‘Laxman nearing his personal milestone of 50 may have distracted Tendulkar’
New Delhi: Cricketer turned commentator Sunil Gavaskar has suggested that the fact that V V S Laxman was reaching his personal milestone of an individual half century may have been ‘slightly distracting’ to Sachin Tendulkar in the pursuit of the national milestone of scoring his 100th international hundred.
Gavaskar was reacting to the national disappointment of Tendulkar selflessly falling 24 runs short of his 100th international hundred at Ferozshah Kotla against the West Indies.

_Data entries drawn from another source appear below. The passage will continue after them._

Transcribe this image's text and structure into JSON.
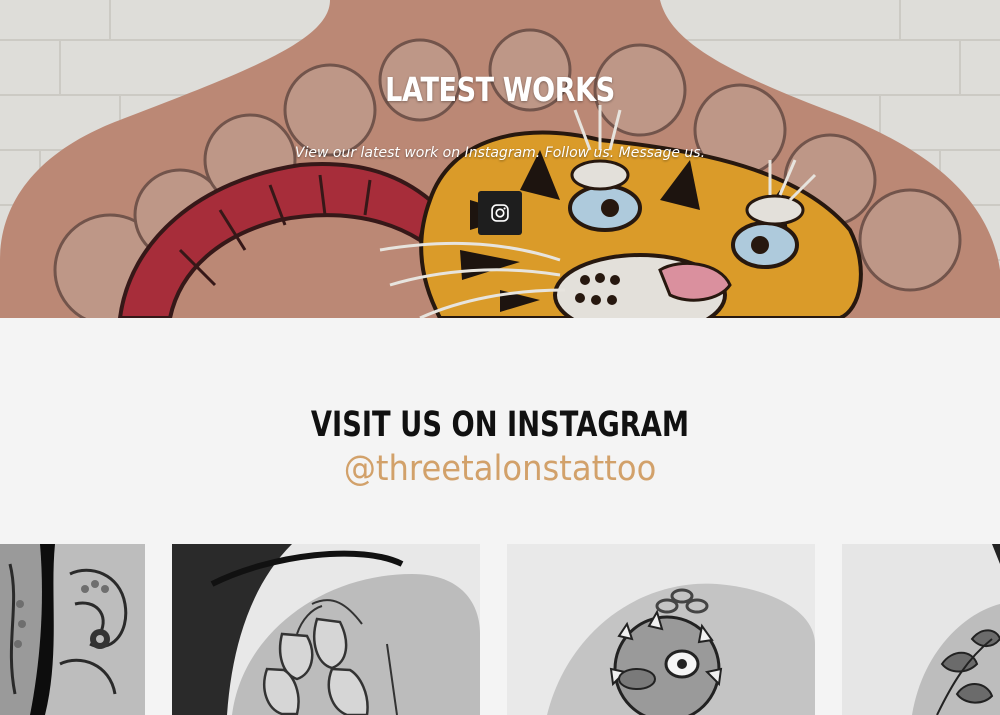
{
  "hero": {
    "title": "LATEST WORKS",
    "subtitle": "View our latest work on Instagram. Follow us. Message us.",
    "instagram_button_icon": "instagram-icon"
  },
  "instagram": {
    "title": "VISIT US ON INSTAGRAM",
    "handle": "@threetalonstattoo",
    "photos": [
      "octopus-tattoo",
      "bluebell-flower-tattoo",
      "pufferfish-tattoo",
      "botanical-tattoo"
    ]
  },
  "colors": {
    "page_bg": "#f4f4f4",
    "handle": "#d2a16a",
    "button_bg": "#1e1e1e",
    "title_text": "#111111"
  }
}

‘I am not saying that it (Laxman’s record) led to Tendulkar’s dismissal. But allow me to point out that when your batting partner is nearing a personal record it does inhibit your own batting. Laxman’s 50 must have preyed on Sachin’s mind as it was slightly distracting,’ Gavaskar was quoted as saying by the cricket correspondent of a Calcutta-based newspaper.
‘But I will also say that Tendulkar should have got it at the Oval (against England early this year where Tendulkar was out for 91) itself where there was no extra pressure as India was easily losing that match’. (Gavaskar, needless to say, collected the bulk of his career runs in matches that had little purpose. He once scored a century, refusing to get off the park even though the Test match was totally dead and even the post match presentation party had already lined up in the field).
Gavaskar added: ‘Yesterday, Tendulkar tried to play a big shot and get India to victory so that Laxman can score his half-century without any pointless pressure. It is also a fact that Laxman’s record also weighed on Yuvraj Singh. He (Yuvraj) was decidedly overweight all through.’
Tendulkar got out for 76, with Laxman (alarmingly and agonisingly close to his 50) on 33 at the other end. Laxman also hit the winning run without letting his captain Mahendra Singh Dhoni even get off the mark. (For the record, because of Laxman, Dhoni collected a ‘pair’ in the match).
Dhoni, for his part, said it was indeed a worry that some individual achievements are hogging the headlines. ‘I don’t want to take names here. But people getting married in the midst of an important series is distracting. Perhaps that person can learn a few tips from a senior like Harbhajan Singh, who has not married so far basically because he still prefers to work on his doosra ’.
Meanwhile Sachin Tendulkar himself pointed out that records matter only in schools and biology classes. ‘I don’t look at my individual score while batting. I always look at the larger picture only. I knew I was at 15,048 career Test runs. But didn’t notice that I had reached 76 in the innings’, he said.
Though Tendulkar might have missed out on his 100th international hundred, he did manage a clutch of records yesterday. Here are some of them:
*Sachin Tendulkar’s 76 at the Ferozshah Kotla was the second highest Test innings score ever by a person attempting to score his 100th international hundred.
*The record for the highest innings score ever for a person chasing his 100th international hundred is incidentally also held by Sachin Tendulkar. He scored 91 against England at Oval early this year, a match India lost by an innings and eight runs. (It was a monumental innings that put to lie the criticism ‘Sachin’s centuries never result in India’s win’. It proved beyond reasonable doubt that even his 90s don’t lead to victories).
*But Tendulkar’s 76 was decidedly the highest ‘fourth innings’ score ever by a person chasing his 100th international hundred. It was also the highest score at the Ferozshah Kotla and the highest in an India-West Indies series by a person in pursuit of his 100th international century.
*Sachin Tendulkar’s 76 against West Indies is also the top score by an Indian in any match in which the man of the match was from West Mambalam.
*Also, Laxman’s 58 not out is personally his highest individual score in an innings in which Tendulkar scored 76 runs for his team.
(Disclaimer: Even Tendulkar has to do it for Sachin’s sake).